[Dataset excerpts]
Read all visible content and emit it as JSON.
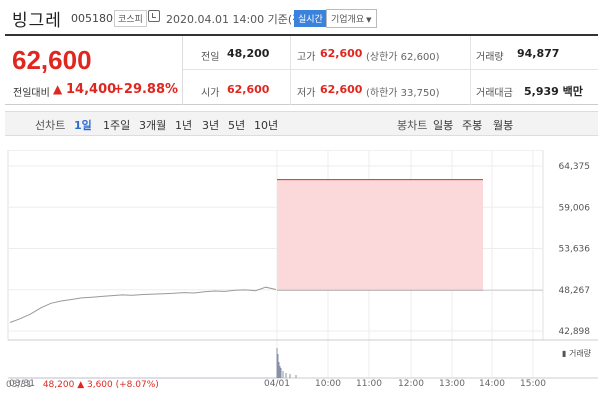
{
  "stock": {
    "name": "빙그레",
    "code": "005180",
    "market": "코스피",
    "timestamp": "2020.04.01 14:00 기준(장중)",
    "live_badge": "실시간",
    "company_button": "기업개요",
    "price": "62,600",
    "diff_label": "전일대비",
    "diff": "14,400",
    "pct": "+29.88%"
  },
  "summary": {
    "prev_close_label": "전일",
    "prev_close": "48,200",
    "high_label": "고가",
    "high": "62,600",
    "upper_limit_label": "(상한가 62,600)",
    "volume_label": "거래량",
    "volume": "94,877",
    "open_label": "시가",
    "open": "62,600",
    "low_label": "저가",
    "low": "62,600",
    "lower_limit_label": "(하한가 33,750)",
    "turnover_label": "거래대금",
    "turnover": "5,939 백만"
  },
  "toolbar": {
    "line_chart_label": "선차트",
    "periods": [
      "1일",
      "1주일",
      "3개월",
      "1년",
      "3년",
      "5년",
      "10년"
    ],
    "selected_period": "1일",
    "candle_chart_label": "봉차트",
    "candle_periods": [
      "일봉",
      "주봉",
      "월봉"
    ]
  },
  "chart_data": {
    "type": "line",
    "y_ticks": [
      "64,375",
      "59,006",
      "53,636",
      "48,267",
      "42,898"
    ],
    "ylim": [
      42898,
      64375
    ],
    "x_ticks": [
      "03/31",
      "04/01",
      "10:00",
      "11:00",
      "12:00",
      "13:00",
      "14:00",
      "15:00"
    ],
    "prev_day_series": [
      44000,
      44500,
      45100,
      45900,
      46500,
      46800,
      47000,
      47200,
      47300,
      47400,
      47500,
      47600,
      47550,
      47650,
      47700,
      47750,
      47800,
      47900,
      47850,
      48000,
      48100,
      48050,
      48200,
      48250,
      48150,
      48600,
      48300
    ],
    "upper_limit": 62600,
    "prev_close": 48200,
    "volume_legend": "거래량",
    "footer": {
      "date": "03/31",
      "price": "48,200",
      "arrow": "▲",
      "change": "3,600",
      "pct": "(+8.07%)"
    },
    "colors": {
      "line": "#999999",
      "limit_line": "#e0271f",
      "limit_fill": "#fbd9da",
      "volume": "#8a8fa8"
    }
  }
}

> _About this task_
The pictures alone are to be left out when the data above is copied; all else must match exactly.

> _Written answer_
Read all visible content and emit it as JSON.
{
  "stock": {
    "name": "빙그레",
    "code": "005180",
    "market": "코스피",
    "timestamp": "2020.04.01 14:00 기준(장중)",
    "live_badge": "실시간",
    "company_button": "기업개요",
    "price": "62,600",
    "diff_label": "전일대비",
    "diff": "14,400",
    "pct": "+29.88%"
  },
  "summary": {
    "prev_close_label": "전일",
    "prev_close": "48,200",
    "high_label": "고가",
    "high": "62,600",
    "upper_limit_label": "(상한가 62,600)",
    "volume_label": "거래량",
    "volume": "94,877",
    "open_label": "시가",
    "open": "62,600",
    "low_label": "저가",
    "low": "62,600",
    "lower_limit_label": "(하한가 33,750)",
    "turnover_label": "거래대금",
    "turnover": "5,939 백만"
  },
  "toolbar": {
    "line_chart_label": "선차트",
    "periods": [
      "1일",
      "1주일",
      "3개월",
      "1년",
      "3년",
      "5년",
      "10년"
    ],
    "selected_period": "1일",
    "candle_chart_label": "봉차트",
    "candle_periods": [
      "일봉",
      "주봉",
      "월봉"
    ]
  },
  "chart_data": {
    "type": "line",
    "y_ticks": [
      "64,375",
      "59,006",
      "53,636",
      "48,267",
      "42,898"
    ],
    "ylim": [
      42898,
      64375
    ],
    "x_ticks": [
      "03/31",
      "04/01",
      "10:00",
      "11:00",
      "12:00",
      "13:00",
      "14:00",
      "15:00"
    ],
    "prev_day_series": [
      44000,
      44500,
      45100,
      45900,
      46500,
      46800,
      47000,
      47200,
      47300,
      47400,
      47500,
      47600,
      47550,
      47650,
      47700,
      47750,
      47800,
      47900,
      47850,
      48000,
      48100,
      48050,
      48200,
      48250,
      48150,
      48600,
      48300
    ],
    "upper_limit": 62600,
    "prev_close": 48200,
    "volume_legend": "거래량",
    "footer": {
      "date": "03/31",
      "price": "48,200",
      "arrow": "▲",
      "change": "3,600",
      "pct": "(+8.07%)"
    },
    "colors": {
      "line": "#999999",
      "limit_line": "#e0271f",
      "limit_fill": "#fbd9da",
      "volume": "#8a8fa8"
    }
  }
}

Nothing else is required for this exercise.